SA Rugby magazine identifies some of the good, the bad and the ugly to take away from the Boks’ semi-final victory over Wales.
While it was most certainly not the exciting spectacle as seen the day before in the first semi-final, the Boks’ win over Wales came down to utter determination and a willingness to grind out a win. The Boks should be commended for the resolve they showed during Sunday’s tense victory. Having gone back to their historical strengths of forward dominance and a tactical kicking gameplan, Rassie Erasmus’ men have made massive strides to find themselves in the position they are currently in – having reached a World Cup final. Grinding out results through pure grit, tenacious defence and sticking to what they know best have made the current crop of players World Cup finalists. Not many Bok fans would have envisaged this scenario just a couple of seasons ago. The defensive effort throughout the campaign has certainly been a valuable asset for the Boks, alongside their set-piece dominance. The fervent effort exhibited by the players to hold Wales out for an extended period of phases during the second half, has to be applauded. The fact that several key players stepped up when they were required to, will only add to the team’s confidence heading into this weekend’s decider. The composure displayed by Handre Pollard to slot his match-winning penalty kick, under intense pressure, was another instance of the Boks winning the big moments during the encounter at Yokohama Stadium. The impact of the bench should also be lauded, with the ‘bomb squad’ again providing some much-needed impetus during the second half. Should the Boks stick to their structures and that which has given them success thus far, they will have every chance of lifting that gold trophy come Saturday. Reaching the final is a monumental achievement in itself and something the players and Bok fans can be immensely proud of.
With discipline, and consequently the penalty count, set to be an important factor during the final, the Boks will surely need to emphasise that facet of play in preparation for the battle with Eddie Jones’ side. Statistics show that the Boks conceded nine penalties against Wales, something that they can ill-afford to repeat against England. Unforced errors and lack of discipline kept Wales in the game for most of the contest. Fortunately for the Boks, some of the penalties they conceded were not in kicking range for the Welsh. That might not be the case come Saturday, though, with the likes of George Ford, Owen Farrell and Elliot Daly able to punish the Boks from well outside their half of the field. While the current gameplan to incessantly kick for territory may be infuriating for some Bok fans, fact is that the tactic has not brought much misfortune thus far. Even Wales coach Warren Gatland, who predicted a tactical kicking fest in the buildup to the match, complimented the Boks on their effective kicking game after the final whistle. The individual errors made when attempting to field high balls, as well as the unnecessary infringements at the breakdown, will undoubtedly be frustrating. Such mistakes could cost the team points in the final and prove to be the difference between winning and losing.

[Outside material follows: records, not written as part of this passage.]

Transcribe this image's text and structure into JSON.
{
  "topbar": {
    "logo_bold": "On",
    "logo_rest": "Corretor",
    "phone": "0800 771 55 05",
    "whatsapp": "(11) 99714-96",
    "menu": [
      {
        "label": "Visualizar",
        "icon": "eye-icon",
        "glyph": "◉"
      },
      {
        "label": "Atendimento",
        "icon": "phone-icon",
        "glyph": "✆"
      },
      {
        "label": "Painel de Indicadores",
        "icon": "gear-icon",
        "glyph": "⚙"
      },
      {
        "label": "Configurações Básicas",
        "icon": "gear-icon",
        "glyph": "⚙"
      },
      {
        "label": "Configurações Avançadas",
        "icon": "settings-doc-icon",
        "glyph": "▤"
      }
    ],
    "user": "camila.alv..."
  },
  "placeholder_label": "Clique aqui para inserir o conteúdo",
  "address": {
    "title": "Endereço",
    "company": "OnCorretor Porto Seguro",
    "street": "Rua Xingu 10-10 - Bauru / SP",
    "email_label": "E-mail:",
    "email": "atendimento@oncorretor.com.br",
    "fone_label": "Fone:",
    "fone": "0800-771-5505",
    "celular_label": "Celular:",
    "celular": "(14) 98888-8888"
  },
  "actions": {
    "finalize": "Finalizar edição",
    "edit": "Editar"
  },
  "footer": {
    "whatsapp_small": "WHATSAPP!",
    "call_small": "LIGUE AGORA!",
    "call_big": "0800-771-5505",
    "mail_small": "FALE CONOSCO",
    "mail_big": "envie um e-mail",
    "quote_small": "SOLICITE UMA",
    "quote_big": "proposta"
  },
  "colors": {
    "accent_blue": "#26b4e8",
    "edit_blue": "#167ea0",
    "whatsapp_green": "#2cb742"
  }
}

The stop-start nature of the often tedious contest – thanks to a plethora of kicks from hand – did not provide for entertaining viewing for fans at the stadium and those watching at home. This, though, is a usual feature of knockout Test rugby, where winning by any means becomes the adopted plan of action. Both sides were guilty of being sloppy in their execution, with obvious anxiety adding to a cautious opening first quarter. The game lacked any real rhythm and fluency throughout the 80 minutes but, fortunately, this was not due to officiating interpretations. The Boks achieved the victory, despite it being ugly to watch. But a win, however it may come, is still a win. While fans might long for an expansive gameplan, where the Bok wings score wonderful tries, this is simply not an approach that Erasmus and his team will take when they run out against England. If their previous matches at the World Cup are anything to go by, the Boks are set to grind it out again during the final, where they will need to minimise their flaws and suppress their nerves to come out on top.
Photo: EPA/Franck Robichon/BackpagePix